While walking home from the kids’ school, I was captured by the beauty of these raindrops upon branches.

Each drop held within it a piece of the sun…a reflection pleasing to the eye.

Each drop hung on…untapped amazing potential waiting within…waiting…

These drops reminded me of our sisters…our sisters suffering from or at risk of fistula.

Each of our sisters is a rare beauty.

Each of our sisters has an inner light…not from the sun, but from God.

Each of our sisters has amazing potential that is untapped due to fistula and the cultural norms that create an environment where fistula flourishes.

Our sisters are waiting…

Our sisters are waiting to be released from their branches…

But they will not fall, as a drop of water would…

They will each soar like an eagle…

They will soar on the hope, love and encouragement showered upon them by health providers, fellow sisters, and all of you who support the mission and work of Hope for Our Sisters.

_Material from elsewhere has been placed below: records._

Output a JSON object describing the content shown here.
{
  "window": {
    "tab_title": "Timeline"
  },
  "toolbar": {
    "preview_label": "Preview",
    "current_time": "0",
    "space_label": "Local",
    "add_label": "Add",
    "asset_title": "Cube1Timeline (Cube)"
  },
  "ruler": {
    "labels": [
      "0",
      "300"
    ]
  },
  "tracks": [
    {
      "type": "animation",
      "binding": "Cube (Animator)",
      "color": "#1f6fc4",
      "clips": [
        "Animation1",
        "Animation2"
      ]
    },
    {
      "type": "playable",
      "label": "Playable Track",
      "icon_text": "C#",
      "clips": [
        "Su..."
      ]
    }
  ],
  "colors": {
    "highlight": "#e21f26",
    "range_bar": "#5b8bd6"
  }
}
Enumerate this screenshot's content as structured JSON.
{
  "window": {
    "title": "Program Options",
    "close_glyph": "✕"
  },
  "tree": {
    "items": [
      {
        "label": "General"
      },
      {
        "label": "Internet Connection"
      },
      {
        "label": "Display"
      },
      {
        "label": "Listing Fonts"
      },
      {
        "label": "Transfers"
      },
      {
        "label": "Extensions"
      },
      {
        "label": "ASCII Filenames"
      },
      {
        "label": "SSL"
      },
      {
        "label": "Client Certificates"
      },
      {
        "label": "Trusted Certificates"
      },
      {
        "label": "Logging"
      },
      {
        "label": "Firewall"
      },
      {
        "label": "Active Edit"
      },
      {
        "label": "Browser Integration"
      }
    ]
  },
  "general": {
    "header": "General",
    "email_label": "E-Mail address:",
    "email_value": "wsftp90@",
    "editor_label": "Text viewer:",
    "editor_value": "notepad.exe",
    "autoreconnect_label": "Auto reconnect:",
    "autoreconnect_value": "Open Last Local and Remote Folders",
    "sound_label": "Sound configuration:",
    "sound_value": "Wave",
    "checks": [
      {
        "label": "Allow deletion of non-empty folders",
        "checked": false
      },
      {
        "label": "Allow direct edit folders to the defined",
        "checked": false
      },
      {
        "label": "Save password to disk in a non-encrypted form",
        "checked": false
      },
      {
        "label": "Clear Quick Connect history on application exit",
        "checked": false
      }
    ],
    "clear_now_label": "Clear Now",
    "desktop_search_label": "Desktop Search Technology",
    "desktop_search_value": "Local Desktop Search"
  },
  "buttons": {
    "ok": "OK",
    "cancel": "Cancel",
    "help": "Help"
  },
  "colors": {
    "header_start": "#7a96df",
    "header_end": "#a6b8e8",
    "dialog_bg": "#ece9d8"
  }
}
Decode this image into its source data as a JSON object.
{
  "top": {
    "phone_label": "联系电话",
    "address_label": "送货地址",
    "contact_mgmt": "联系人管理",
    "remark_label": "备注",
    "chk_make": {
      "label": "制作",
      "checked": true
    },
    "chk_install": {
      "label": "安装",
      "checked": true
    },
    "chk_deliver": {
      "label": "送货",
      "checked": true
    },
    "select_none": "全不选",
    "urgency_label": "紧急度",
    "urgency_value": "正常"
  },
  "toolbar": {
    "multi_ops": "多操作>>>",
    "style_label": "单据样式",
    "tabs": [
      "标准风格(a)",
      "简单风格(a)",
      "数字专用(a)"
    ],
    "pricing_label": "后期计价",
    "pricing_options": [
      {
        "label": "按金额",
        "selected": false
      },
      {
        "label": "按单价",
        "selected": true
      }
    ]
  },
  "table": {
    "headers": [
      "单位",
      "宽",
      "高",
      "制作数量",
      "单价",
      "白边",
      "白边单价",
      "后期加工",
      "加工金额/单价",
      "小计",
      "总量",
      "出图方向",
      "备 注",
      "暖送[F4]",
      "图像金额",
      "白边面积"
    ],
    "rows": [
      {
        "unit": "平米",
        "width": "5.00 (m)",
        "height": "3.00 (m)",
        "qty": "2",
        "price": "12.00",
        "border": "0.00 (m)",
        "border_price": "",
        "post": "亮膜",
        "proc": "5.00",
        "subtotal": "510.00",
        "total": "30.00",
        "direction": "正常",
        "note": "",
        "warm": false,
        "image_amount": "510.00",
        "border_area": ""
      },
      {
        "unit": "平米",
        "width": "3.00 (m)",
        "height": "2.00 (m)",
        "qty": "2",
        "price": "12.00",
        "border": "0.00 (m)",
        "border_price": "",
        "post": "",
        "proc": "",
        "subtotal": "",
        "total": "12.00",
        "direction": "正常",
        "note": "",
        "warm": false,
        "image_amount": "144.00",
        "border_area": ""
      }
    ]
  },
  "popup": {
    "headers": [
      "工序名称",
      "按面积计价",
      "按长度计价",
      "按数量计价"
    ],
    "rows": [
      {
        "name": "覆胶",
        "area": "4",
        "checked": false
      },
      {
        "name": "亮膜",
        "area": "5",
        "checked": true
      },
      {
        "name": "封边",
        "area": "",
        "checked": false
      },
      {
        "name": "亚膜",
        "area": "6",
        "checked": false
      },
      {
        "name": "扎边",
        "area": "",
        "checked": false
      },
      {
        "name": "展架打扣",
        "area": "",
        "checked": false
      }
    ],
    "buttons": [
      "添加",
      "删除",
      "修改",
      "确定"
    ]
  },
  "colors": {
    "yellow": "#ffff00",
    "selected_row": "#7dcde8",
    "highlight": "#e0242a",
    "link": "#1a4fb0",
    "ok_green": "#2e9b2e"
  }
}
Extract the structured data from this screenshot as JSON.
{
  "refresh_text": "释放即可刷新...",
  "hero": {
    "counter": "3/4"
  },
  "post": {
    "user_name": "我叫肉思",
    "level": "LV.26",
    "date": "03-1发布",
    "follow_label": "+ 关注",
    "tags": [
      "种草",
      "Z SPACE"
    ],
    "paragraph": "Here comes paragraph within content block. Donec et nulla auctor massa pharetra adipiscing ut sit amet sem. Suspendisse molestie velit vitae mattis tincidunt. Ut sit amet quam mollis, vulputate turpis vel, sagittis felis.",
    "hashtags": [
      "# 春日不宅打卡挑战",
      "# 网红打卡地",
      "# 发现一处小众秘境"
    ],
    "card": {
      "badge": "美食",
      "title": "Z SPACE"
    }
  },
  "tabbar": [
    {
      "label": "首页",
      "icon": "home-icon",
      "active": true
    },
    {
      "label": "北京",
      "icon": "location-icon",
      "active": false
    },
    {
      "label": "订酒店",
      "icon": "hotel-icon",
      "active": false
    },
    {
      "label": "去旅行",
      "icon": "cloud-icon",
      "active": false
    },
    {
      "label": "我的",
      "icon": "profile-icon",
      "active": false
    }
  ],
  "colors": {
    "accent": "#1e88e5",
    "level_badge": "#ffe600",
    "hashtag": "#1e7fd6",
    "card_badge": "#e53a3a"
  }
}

How many of our sisters will be released today?

© 2016 by Brooke F Sulahian